● The data:
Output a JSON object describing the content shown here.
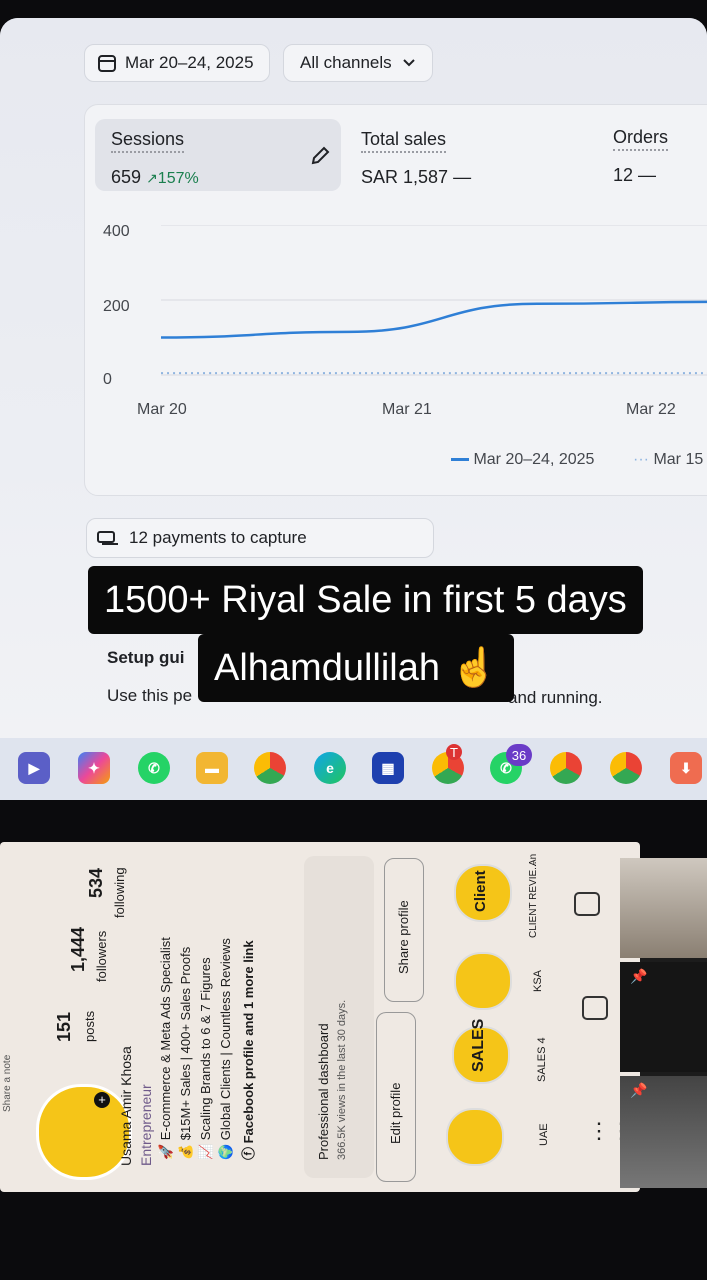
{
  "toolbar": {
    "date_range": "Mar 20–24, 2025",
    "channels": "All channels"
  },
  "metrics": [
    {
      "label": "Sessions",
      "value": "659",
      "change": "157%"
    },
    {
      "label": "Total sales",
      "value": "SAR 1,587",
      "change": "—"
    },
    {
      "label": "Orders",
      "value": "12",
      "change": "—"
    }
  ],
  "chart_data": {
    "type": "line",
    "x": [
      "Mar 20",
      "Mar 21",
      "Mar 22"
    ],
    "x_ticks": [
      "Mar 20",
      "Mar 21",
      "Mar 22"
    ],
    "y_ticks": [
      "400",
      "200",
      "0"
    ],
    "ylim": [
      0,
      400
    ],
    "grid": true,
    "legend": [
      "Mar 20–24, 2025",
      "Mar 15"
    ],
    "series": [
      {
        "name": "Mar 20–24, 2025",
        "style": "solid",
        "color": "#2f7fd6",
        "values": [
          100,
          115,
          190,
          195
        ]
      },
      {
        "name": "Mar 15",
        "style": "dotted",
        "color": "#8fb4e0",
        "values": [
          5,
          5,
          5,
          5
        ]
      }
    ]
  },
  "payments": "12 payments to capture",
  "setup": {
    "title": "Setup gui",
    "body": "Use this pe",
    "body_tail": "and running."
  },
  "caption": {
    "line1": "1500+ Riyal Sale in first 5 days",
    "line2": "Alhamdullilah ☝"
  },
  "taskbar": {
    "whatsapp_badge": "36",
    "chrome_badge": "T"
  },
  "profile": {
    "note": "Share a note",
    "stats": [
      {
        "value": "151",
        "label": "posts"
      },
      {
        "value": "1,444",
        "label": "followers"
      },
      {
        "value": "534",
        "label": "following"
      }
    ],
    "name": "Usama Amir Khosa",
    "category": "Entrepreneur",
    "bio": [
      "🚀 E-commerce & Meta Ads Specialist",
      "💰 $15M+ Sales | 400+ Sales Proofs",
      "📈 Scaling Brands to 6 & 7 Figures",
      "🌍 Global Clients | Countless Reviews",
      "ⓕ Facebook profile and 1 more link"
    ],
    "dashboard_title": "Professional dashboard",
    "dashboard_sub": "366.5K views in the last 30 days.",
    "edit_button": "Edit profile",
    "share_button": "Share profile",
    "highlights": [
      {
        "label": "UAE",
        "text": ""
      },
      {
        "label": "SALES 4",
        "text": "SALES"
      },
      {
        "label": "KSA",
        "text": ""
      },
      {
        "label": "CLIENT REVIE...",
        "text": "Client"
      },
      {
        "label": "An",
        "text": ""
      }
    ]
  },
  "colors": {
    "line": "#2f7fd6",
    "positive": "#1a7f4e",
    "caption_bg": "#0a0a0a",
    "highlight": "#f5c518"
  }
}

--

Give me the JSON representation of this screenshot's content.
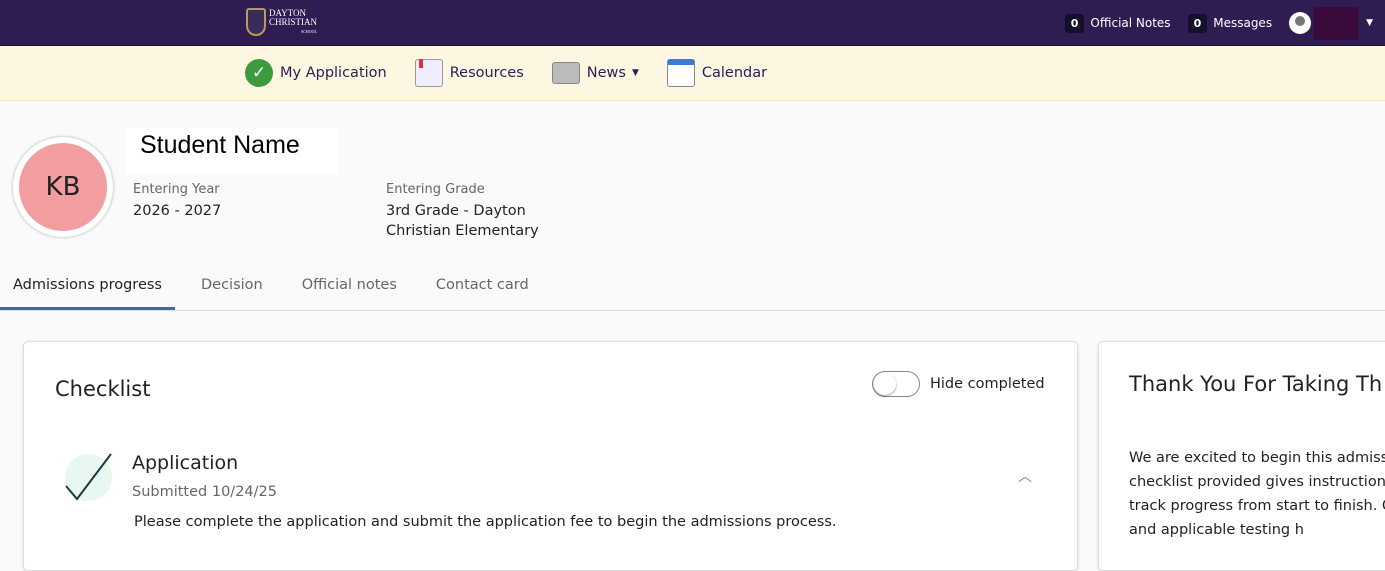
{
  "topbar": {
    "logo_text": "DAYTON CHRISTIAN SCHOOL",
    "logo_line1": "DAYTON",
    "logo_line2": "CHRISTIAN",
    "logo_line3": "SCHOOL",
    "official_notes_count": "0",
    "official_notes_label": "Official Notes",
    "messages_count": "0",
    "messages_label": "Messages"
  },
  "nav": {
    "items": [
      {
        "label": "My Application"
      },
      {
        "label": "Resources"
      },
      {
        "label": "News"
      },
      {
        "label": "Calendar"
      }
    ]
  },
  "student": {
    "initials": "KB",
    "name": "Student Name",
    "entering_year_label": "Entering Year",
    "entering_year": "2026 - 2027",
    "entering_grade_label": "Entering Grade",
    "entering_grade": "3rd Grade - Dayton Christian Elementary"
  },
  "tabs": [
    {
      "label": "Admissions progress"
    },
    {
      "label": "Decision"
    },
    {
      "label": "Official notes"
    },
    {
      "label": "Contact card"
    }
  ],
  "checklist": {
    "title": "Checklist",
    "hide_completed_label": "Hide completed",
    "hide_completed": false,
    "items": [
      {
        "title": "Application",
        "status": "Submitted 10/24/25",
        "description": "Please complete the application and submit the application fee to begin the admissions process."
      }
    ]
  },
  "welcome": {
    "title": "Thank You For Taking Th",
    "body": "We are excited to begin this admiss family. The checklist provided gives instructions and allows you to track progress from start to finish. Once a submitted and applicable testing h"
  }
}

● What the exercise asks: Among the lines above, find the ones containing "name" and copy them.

● Written solution:
        "name": "Mar 20–24, 2025",
        "name": "Mar 15",
    "name": "Usama Amir Khosa",
    "name": "Student Name",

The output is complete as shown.